by Shafiqullah Aziz
Students, parents, teachers, and community organizers are celebrating after trustees of the Toronto District School Board voted to end the School Resource Officer program, which stationed Toronto police in high schools. The November 22 vote to end the program comes after months of community consultations and organizing efforts from multiple groups expressing concern that the program put high school students at risk.
The School Resource Officer (SRO) program first began in September 2008 when police officers were placed in 20 Toronto District School Board (TDSB) high schools and 10 Toronto Catholic District School Board (TCDSB) high schools. It expanded to approximately 45 SROs serving in high schools across both boards by 2016.
Emotions ran high after the trustees voted to approve the recommendation from TDSB staff to discontinue the SRO program. The recommendation comes after years of work by community activists throughout the city, who have been advocating for an end to the SRO program since its inception.
“It’s been a long road,” said Sabrina ‘Butterfly’ Gopaul, an organizer with Jane and Finch Action Against Poverty (JFAAP). “All of the actions, press conferences, meetings and events, responses from raids…now that the program is over, things will be different.”
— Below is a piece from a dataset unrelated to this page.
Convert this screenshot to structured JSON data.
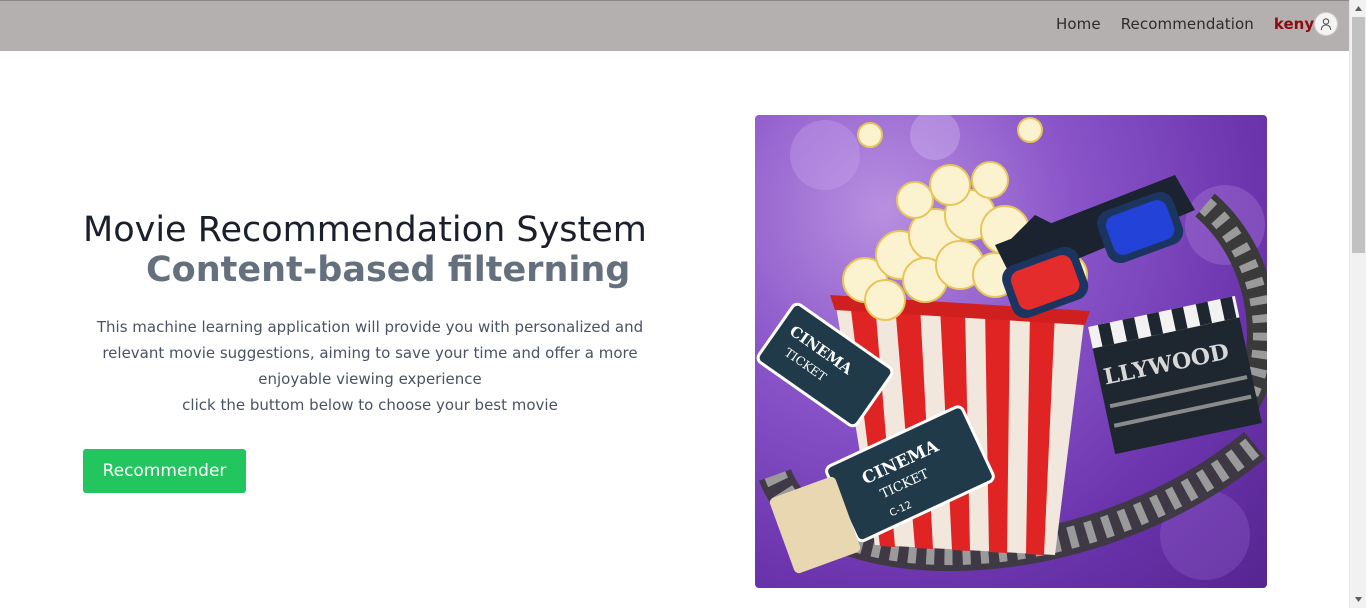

Education Not Incarceration (ENI), a community organization, challenged the SRO programs on the basis that the presence of police in schools criminalizes young people and creates a culture of fear and intimidation.
“This is an important step toward ending the criminalization and surveillance of racialized youth and dismantling the Canadian school-to-prison pipeline. This decision comes in response to a decade of calls from students, parents, educators, researchers, and community organizations to terminate this harmful program,” said Gita Rao Madan, a member of ENI.
ENI worked alongside the Latinx, Afro-Latin-America, Abya Yala Education Network (LAEN), JFAAP, and Black Lives Matter – Toronto to present deputations earlier this year at the Toronto Police Services Board meetings in May and June. The groups continued to work together to apply pressure on the TDSB to dismantle the SRO program.
As a result of these interventions, over the summer, the TDSB initiated a review process of the SRO program and suspended police from returning in the new school year while the review was being conducted with students, parents, and staff.
On November 15, the TDSB released the School Resource Officer Program Review, recommending that the program be immediately discontinued. The review detailed thousands of students who expressed feeling intimidated, watched, and targeted by the SROs.
“The presence of SROs immediately puts fear into my children, who have never seen Toronto police in a positive light or there to help them,” said Tara Reilly, a parent of two students at Earl Haig Secondary School. “My daughter has never felt that the police have been helpful and that they have just made problems worse.”
As part of the review, the TDSB conducted eight community consultations in October in neighbourhoods across the city. The community consultations revealed an almost unanimous position that social workers, child and youth counsellors, and hall monitors were far better positioned to ensure the safety and security of students than SROs.
“I think that the impact of SROs has been differentiated,” said Jim Spyropoulos, an Executive Superintendent of the TDSB. “We’ve heard of students that absolutely don’t feel comfortable with the presence of that uniform. We’ve heard of students who, in fact, may not feel comfortable attending school. We feel the impact of students from communities that are already over-policed, who are criminalized, and who feel as though when that police officer is in school, when that uniform is in school, when that gun is in school, it just creates a type of anxiety that is not conducive to students’ learning.”
The TDSB’s response to the community’s protest of SROs is a sharp contrast to the TCDSB, which has not initiated any review process and maintains the program in Catholic high schools across the city. “It is imperative of other school boards across the province to follow the lead of the TDSB”, said Madan.
Many expressed praise for the TDSB’s move to recommend an end to the SRO program. Andrea Vásquez Jiménez, an organizer with LAEN said “I’m definitely proud of TDSB. They have taken a bold stand by making this historical decision, which sets a precedent in regards to enhancing equity by centering our most marginalized students’ voices.”
The end of the SRO program in the TDSB is a result of years of community activism and organizing work that peaked over the summer. The collaboration of multiple organizations ensured that a diversity of student voices were represented in the process and that the experiences of youth who have been subject to police brutality, targeting, and harassment were highlighted.